Samuel Adams, Massachusetts: “My dear American citizens, as we wrote in the Declaration of Independence, ‘a prince whose character is thus marked by every act which may define a Tyrant, is unfit to be the ruler of a free people.’ The prince I speak of today is your unwieldy debt burden. It rules over you with an iron fist of fear and trepidation. We worked so hard to free us from the bonds of the tyrannical reign of Great Britain but you have subjected this great nation again to slavery through debt. Your voracious appetite for consuming today at the expense of tomorrow’s blessing has shackled this great nation with an insufferable weight. And your lenders are equally culpable in the amplification of this tyranny. You may not hide behind the façade of securitized loan pools or unscrupulous mortgage brokers. Americans, I beg you to work with what you have today, not what you hope for tomorrow. Now, if you don’t mind, please direct me to the nearest tavern where I heard they are serving my namesake brew in ice-cold glass bottles!”
George Wythe, Virginia: “We wrote the phrase ‘all men are created equal, that they are endowed by their Creator with certain unalienable Rights, that among these are Life, Liberty and the pursuit of Happiness.’ However, we did not intend this to mean all men have an equal right to borrow money. We intended to promote industry and ingenuity by which some men will make much success and some will fail. In doing so, the country will rise on the backs of the successful and create great national prosperity. Those who succeed will have the resources to borrow great sums of money and the lenders will have confidence that it will be repaid in a timely manner. Those who pursue happiness but suffer haplessness have no inherent right to consume what they could not produce nor profit from borrowed money they have no reasonable ability to repay. We did not intend an equal outcome for all who wish to borrow money. As the first professor of law in America at the College of William and Mary, I have much I’d like to say to your elected representatives, judges and lawyers about the degree to which their bailout actions have created a moral hazard in America unimaginable in my day.”
Francis Lewis, New York: “The framers of our Declaration of Independence closed with the statement ‘with a firm reliance on the protection of divine Providence, we mutually pledge to each other our Lives, our Fortunes and our sacred Honor.’ Where is the honor in America today? Where is the golden bond of your word? I dare say your word is a tarnished piece of scrap metal condemned to the heap by repeated unwillingness on a personal and national level to fulfill your financial commitments. I see a country where everyman is out for their own interests at the expense of their neighbor. Do you realize that the debt that goes unpaid must by its nature become the monetary burden of your countrymen? Why do you make financial promises you have no intention of keeping? Where is your honor when you use today’s bankruptcy laws as a financial planning strategy instead of the safety net it was intended? I was a successful businessman in the 1700’s but lost it all in my support for this nation’s independence. I shudder to think it is the rare man or woman today who would selflessly give their fortune much less their life for their fellow countryman. You’ve fallen a very long way indeed America.
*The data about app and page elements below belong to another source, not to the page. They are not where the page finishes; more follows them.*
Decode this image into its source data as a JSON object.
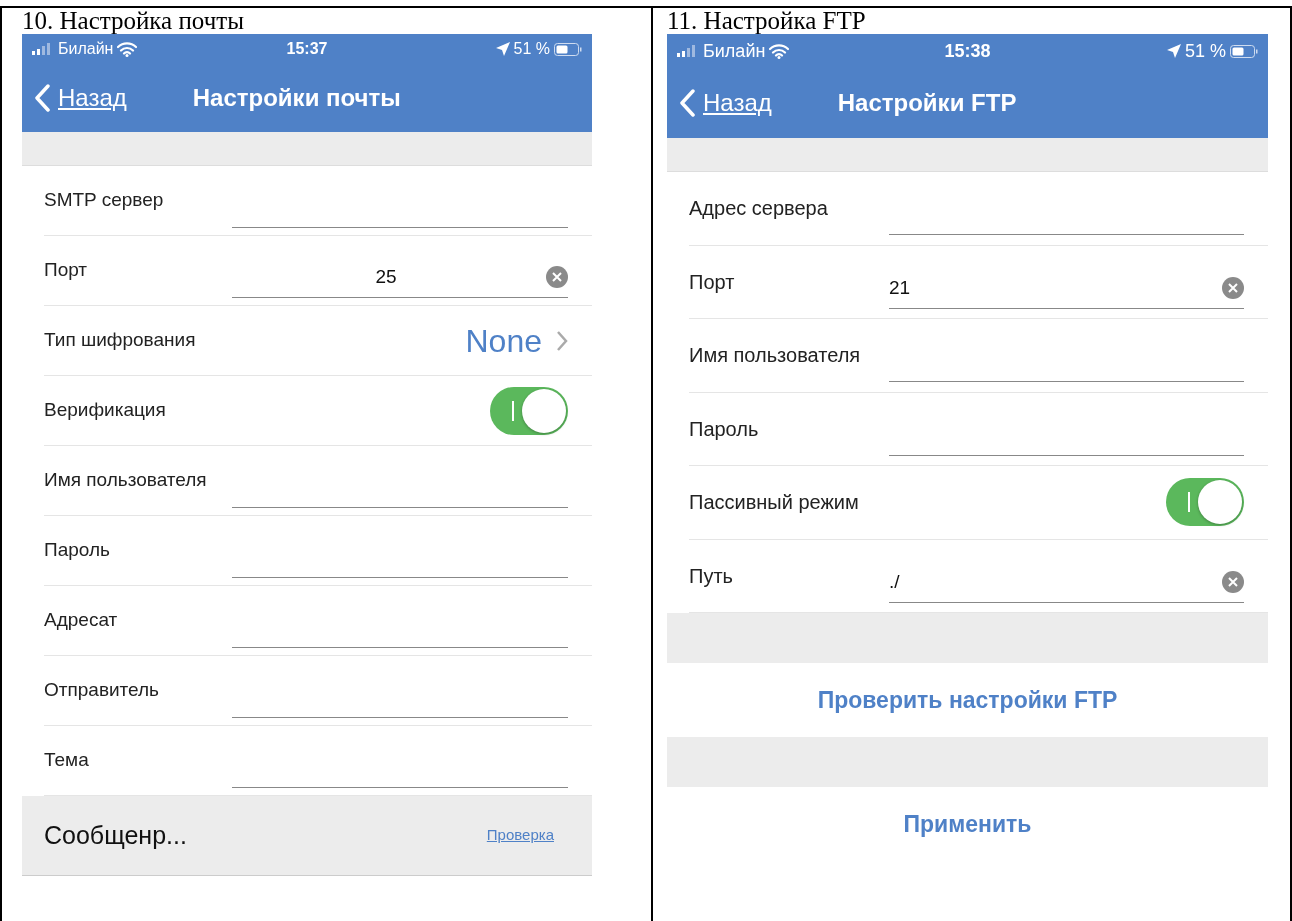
{
  "panels": [
    {
      "caption": "10. Настройка почты",
      "status_bar": {
        "carrier": "Билайн",
        "time": "15:37",
        "battery": "51 %"
      },
      "nav": {
        "back": "Назад",
        "title": "Настройки почты"
      },
      "rows": [
        {
          "kind": "field",
          "label": "SMTP сервер"
        },
        {
          "kind": "field",
          "label": "Порт",
          "value": "25",
          "centered": true,
          "clear": true
        },
        {
          "kind": "select",
          "label": "Тип шифрования",
          "value": "None"
        },
        {
          "kind": "toggle",
          "label": "Верификация",
          "on": true
        },
        {
          "kind": "field",
          "label": "Имя пользователя"
        },
        {
          "kind": "field",
          "label": "Пароль"
        },
        {
          "kind": "field",
          "label": "Адресат"
        },
        {
          "kind": "field",
          "label": "Отправитель"
        },
        {
          "kind": "field",
          "label": "Тема"
        }
      ],
      "actions": [
        {
          "kind": "message",
          "text": "Сообщенр...",
          "link": "Проверка"
        }
      ]
    },
    {
      "caption": "11. Настройка FTP",
      "status_bar": {
        "carrier": "Билайн",
        "time": "15:38",
        "battery": "51 %"
      },
      "nav": {
        "back": "Назад",
        "title": "Настройки FTP"
      },
      "rows": [
        {
          "kind": "field",
          "label": "Адрес сервера"
        },
        {
          "kind": "field",
          "label": "Порт",
          "value": "21",
          "clear": true
        },
        {
          "kind": "field",
          "label": "Имя пользователя"
        },
        {
          "kind": "field",
          "label": "Пароль"
        },
        {
          "kind": "toggle",
          "label": "Пассивный режим",
          "on": true
        },
        {
          "kind": "field",
          "label": "Путь",
          "value": "./",
          "clear": true
        }
      ],
      "actions": [
        {
          "kind": "button",
          "text": "Проверить настройки FTP"
        },
        {
          "kind": "button",
          "text": "Применить"
        }
      ]
    }
  ]
}
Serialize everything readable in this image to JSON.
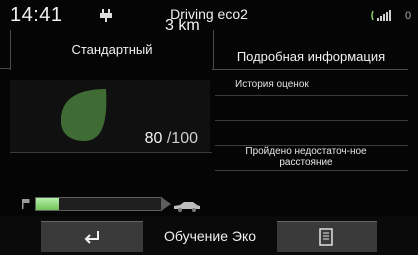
{
  "status": {
    "time": "14:41",
    "app_title": "Driving eco2",
    "edge_digit": "0",
    "icons": [
      "plug-icon",
      "signal-icon"
    ]
  },
  "tabs": [
    {
      "label": "Стандартный",
      "selected": true
    },
    {
      "label": "Подробная информация",
      "selected": false
    }
  ],
  "standard": {
    "leaf_icon": "leaf-icon",
    "leaf_color": "#3f6b34",
    "score_value": "80",
    "score_max": "/100",
    "distance_value": "3",
    "distance_unit": "km",
    "trip_progress": 0.18,
    "trip_icons": [
      "flag-icon",
      "car-icon"
    ]
  },
  "detail": {
    "history_title": "История оценок",
    "history_message": "Пройдено недостаточ-ное расстояние"
  },
  "footer": {
    "back_icon": "back-arrow-icon",
    "title": "Обучение Эко",
    "menu_icon": "document-icon"
  }
}
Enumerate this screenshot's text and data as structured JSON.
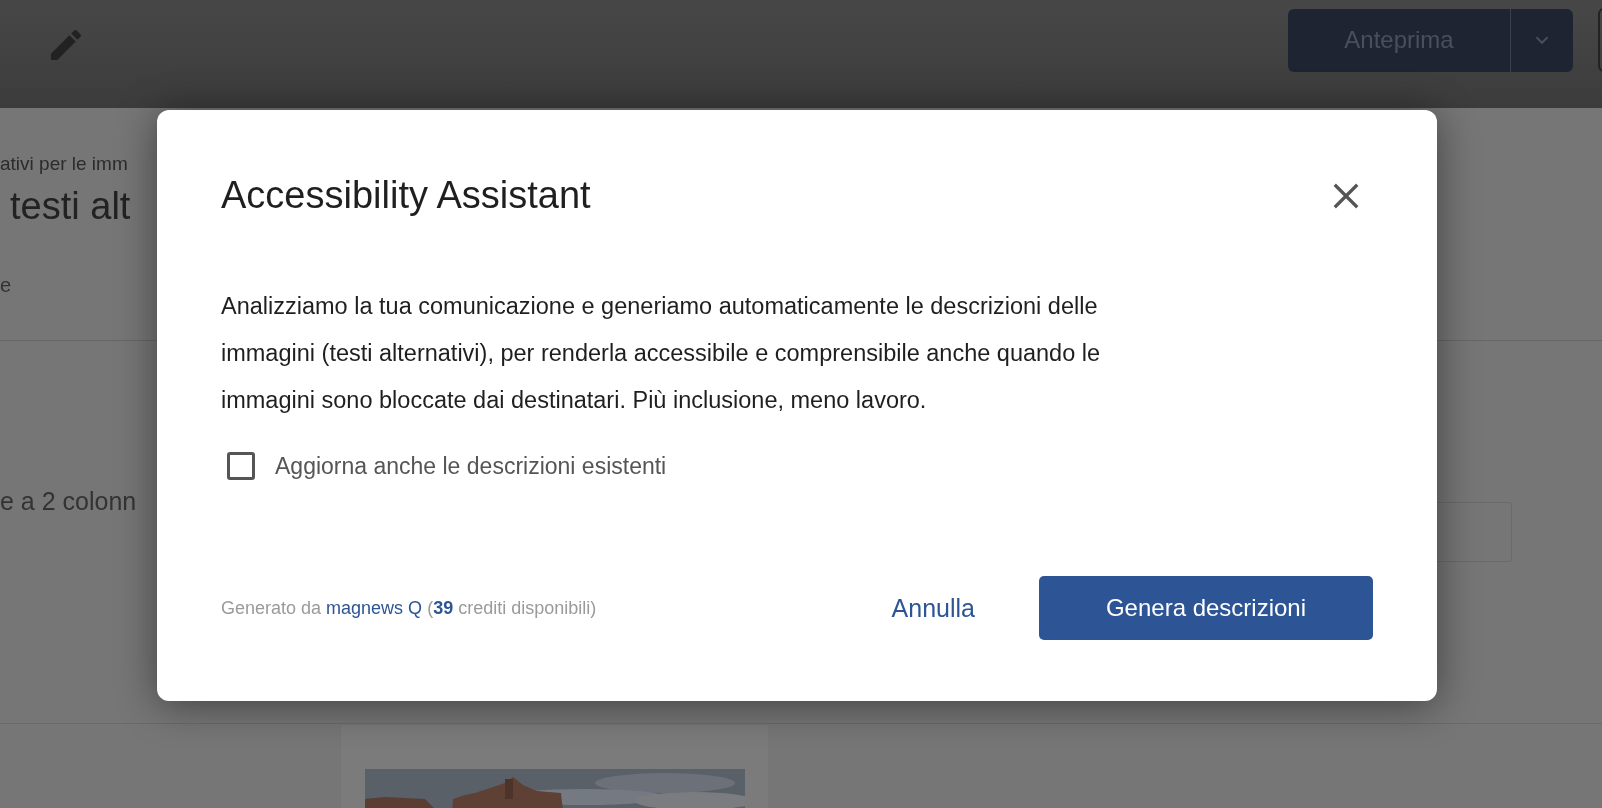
{
  "background_page": {
    "preview_button": {
      "label": "Anteprima"
    },
    "subtitle": "ativi per le imm",
    "heading": "testi alt",
    "tab": "e",
    "layout_label": "e a 2 colonn"
  },
  "dialog": {
    "title": "Accessibility Assistant",
    "body": "Analizziamo la tua comunicazione e generiamo automaticamente le descrizioni delle immagini (testi alternativi), per renderla accessibile e comprensibile anche quando le immagini sono bloccate dai destinatari. Più inclusione, meno lavoro.",
    "checkbox": {
      "label": "Aggiorna anche le descrizioni esistenti",
      "checked": false
    },
    "footer": {
      "prefix": "Generato da",
      "link": "magnews Q",
      "suffix": "(**39** crediti disponibili)"
    },
    "buttons": [
      {
        "label": "Annulla",
        "kind": "text"
      },
      {
        "label": "Genera descrizioni",
        "kind": "primary"
      }
    ]
  }
}
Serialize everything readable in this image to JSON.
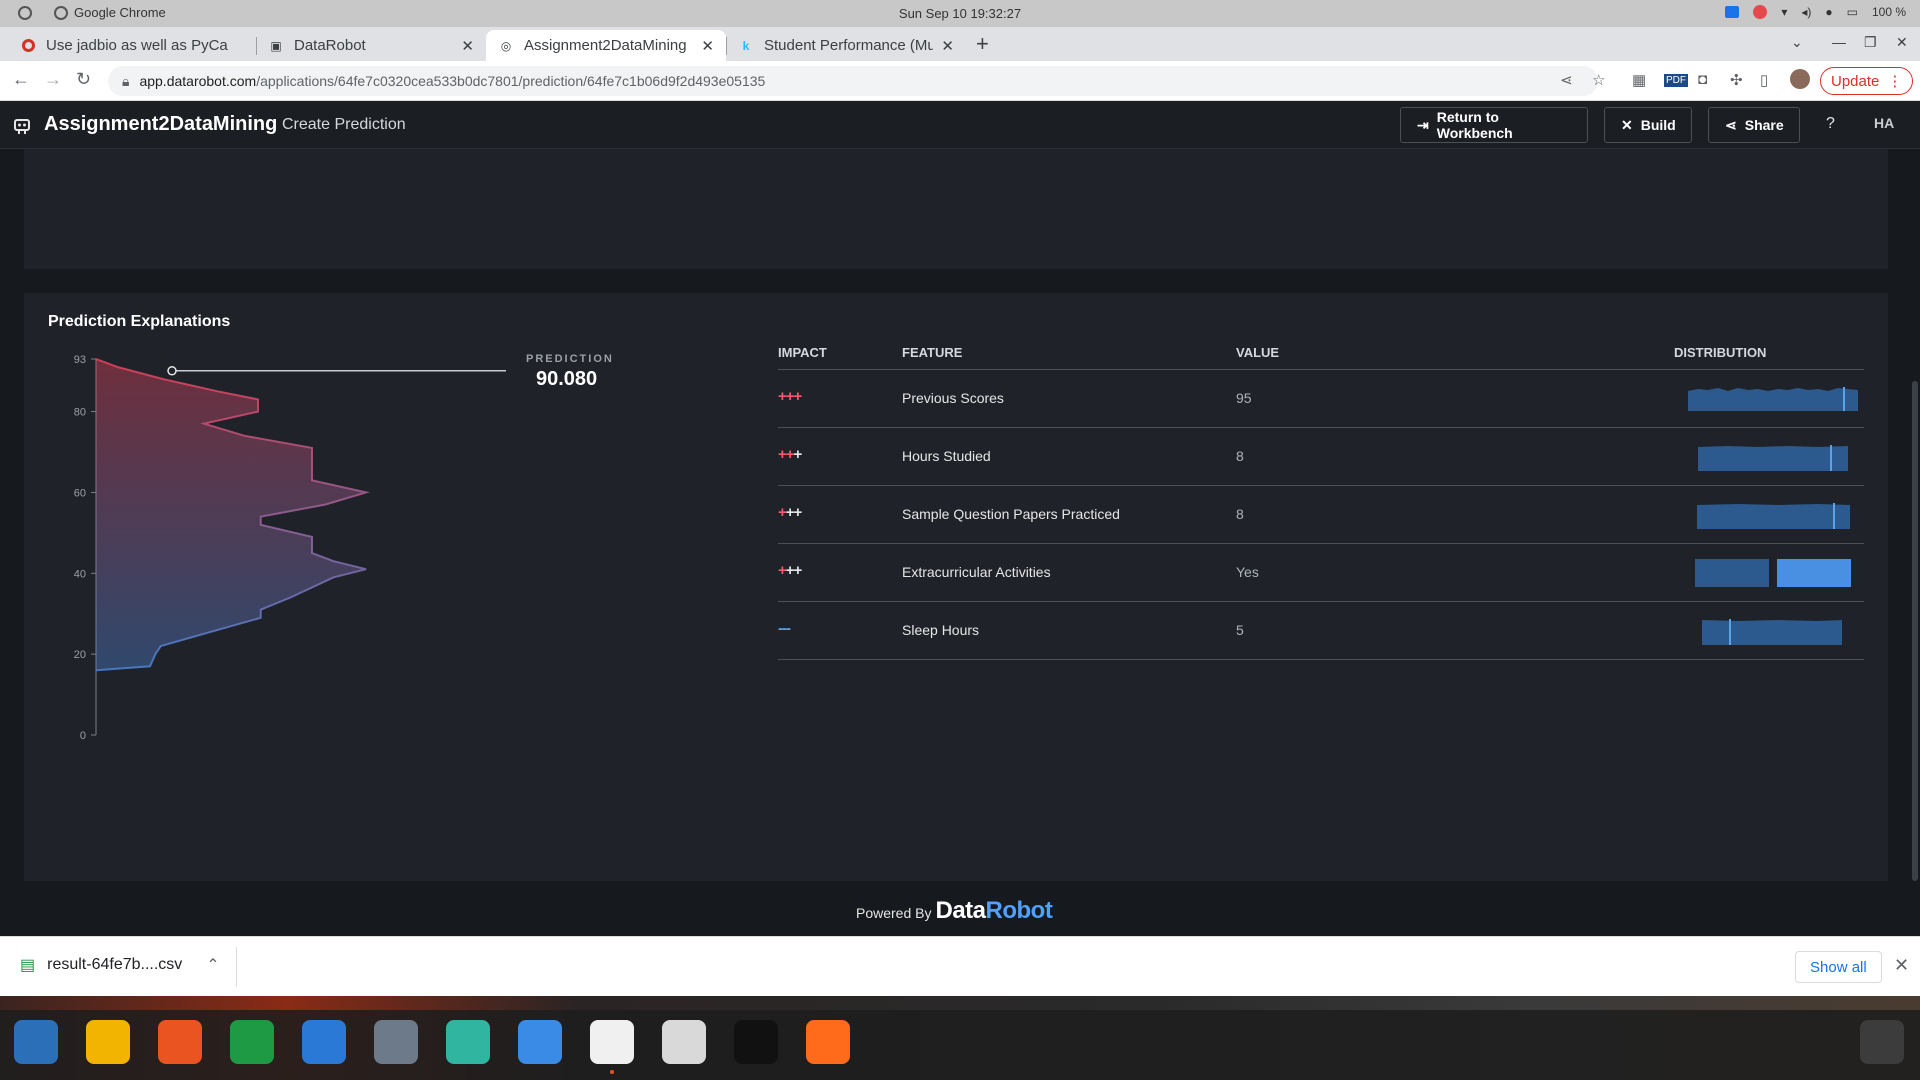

Wow, that is some brutally honest criticism from some very esteemed men who wore powdered wigs in their day. Regardless of their fashion sense, their words are excellent mirrors of self-evaluation for America.
What would you add to the framers’ critique about America and its lending and borrowing habits?
- Debt, the public’s burden (theglobeandmail.com)
- “Foreclosure-Gate Is Quickly Spinning Out of Control” and related posts (realclearmarkets.com)
- How A Gang Of Predatory Lenders And Wall Street Bankers Fleeced America – And Spawned A Global Crisis (businessinsider.com)